New Delhi, July 2: From Mubarak to Morsi, the journey of Egypt has not been any better and the army has again become an arbitrator of power.
Today, President Mohamed Morsi rejected an army ultimatum threatening to intervene if the Islamist President did not meet the demands of the people.
Monday's army statement came just a day after millions of protesters took to the streets across Egypt, calling for Morsi to step down. The sit in at Cairo's Tahrir Square continues with thousands keeping a vigil.
However, Morsi, despite resignations by his foreign minister and other high profile cabinet ministers, said that he would continue on its own path towards national reconciliation. Mursi's military adviser, U.S.-trained former chief-of-staff General Sami Anan, also resigned.
The army has given Morsi 48 hours to comply with its call. "If the demands of the people are not met in this period... (the armed forces) will announce a future roadmap and measures to oversee its implementation," it said.
Morsi is Egypt's first freely elected president. A longtime leader of the powerful Muslim Brotherhood, he was catapulted to power by the 2011 uprising that ended three decades of dictator Hosni Mubarak's rule.
The president now looks completely isolated with the liberal opposition refusing to talk to him and the armed forces giving him an ultimatum on sharing of power.
Morsi's opponents accuse him of having betrayed the revolution by concentrating power in Islamist hands and of sending the economy into freefall.
His supporters say he inherited many problems from a corrupt regime, and that he should be allowed to complete his term, which ends in 2016.

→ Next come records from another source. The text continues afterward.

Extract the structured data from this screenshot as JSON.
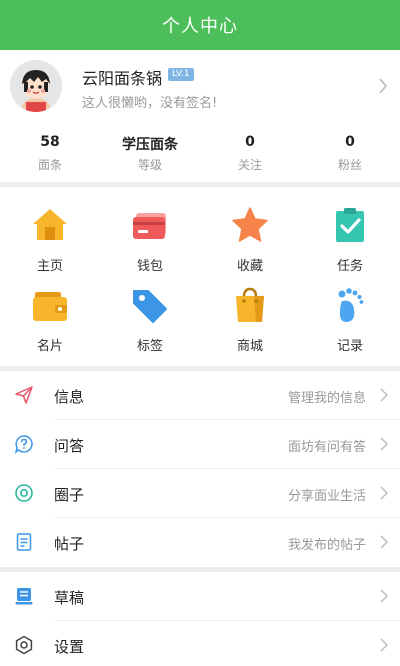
{
  "header": {
    "title": "个人中心"
  },
  "profile": {
    "username": "云阳面条锅",
    "level": "LV.1",
    "signature": "这人很懒哟，没有签名!"
  },
  "stats": [
    {
      "value": "58",
      "label": "面条"
    },
    {
      "value": "学压面条",
      "label": "等级"
    },
    {
      "value": "0",
      "label": "关注"
    },
    {
      "value": "0",
      "label": "粉丝"
    }
  ],
  "grid": [
    {
      "label": "主页",
      "icon": "home-icon",
      "color": "#f7b52c"
    },
    {
      "label": "钱包",
      "icon": "wallet-card-icon",
      "color": "#ef5a5a"
    },
    {
      "label": "收藏",
      "icon": "star-icon",
      "color": "#f5834a"
    },
    {
      "label": "任务",
      "icon": "clipboard-check-icon",
      "color": "#35c6b2"
    },
    {
      "label": "名片",
      "icon": "card-wallet-icon",
      "color": "#f7b52c"
    },
    {
      "label": "标签",
      "icon": "tag-icon",
      "color": "#3d95e8"
    },
    {
      "label": "商城",
      "icon": "shopping-bag-icon",
      "color": "#f7b52c"
    },
    {
      "label": "记录",
      "icon": "footprint-icon",
      "color": "#4ea6f0"
    }
  ],
  "menu1": [
    {
      "label": "信息",
      "desc": "管理我的信息",
      "icon": "paper-plane-icon"
    },
    {
      "label": "问答",
      "desc": "面坊有问有答",
      "icon": "question-icon"
    },
    {
      "label": "圈子",
      "desc": "分享面业生活",
      "icon": "circle-icon"
    },
    {
      "label": "帖子",
      "desc": "我发布的帖子",
      "icon": "document-icon"
    }
  ],
  "menu2": [
    {
      "label": "草稿",
      "icon": "draft-icon"
    },
    {
      "label": "设置",
      "icon": "settings-icon"
    }
  ],
  "colors": {
    "header": "#4cbf5a",
    "badge": "#7fb5e5"
  }
}
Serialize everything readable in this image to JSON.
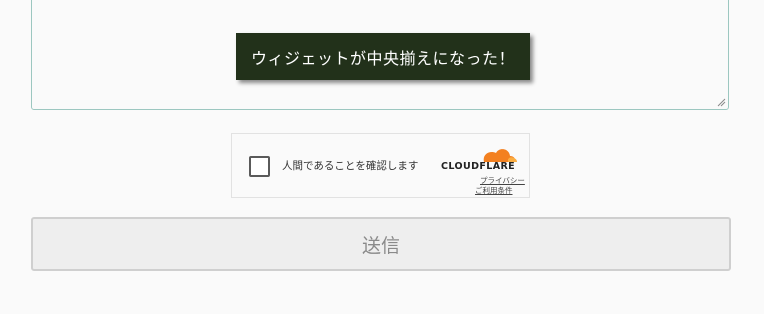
{
  "tooltip": {
    "text": "ウィジェットが中央揃えになった！"
  },
  "turnstile": {
    "checkbox_label": "人間であることを確認します",
    "brand": "CLOUDFLARE",
    "privacy_link": "プライバシー",
    "terms_link": "ご利用条件",
    "brand_color": "#f38020"
  },
  "form": {
    "submit_label": "送信"
  },
  "colors": {
    "textarea_border": "#9cc7c0",
    "tooltip_bg": "#22311a",
    "submit_bg": "#eeeeee"
  }
}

For many Egyptians, fixing the economy is key. Unrest since Mubarak fell has decimated tourism and investment and state finances are in poor shape, drained by extensive subsidy regimes and struggling to provide regular supplies of fuel.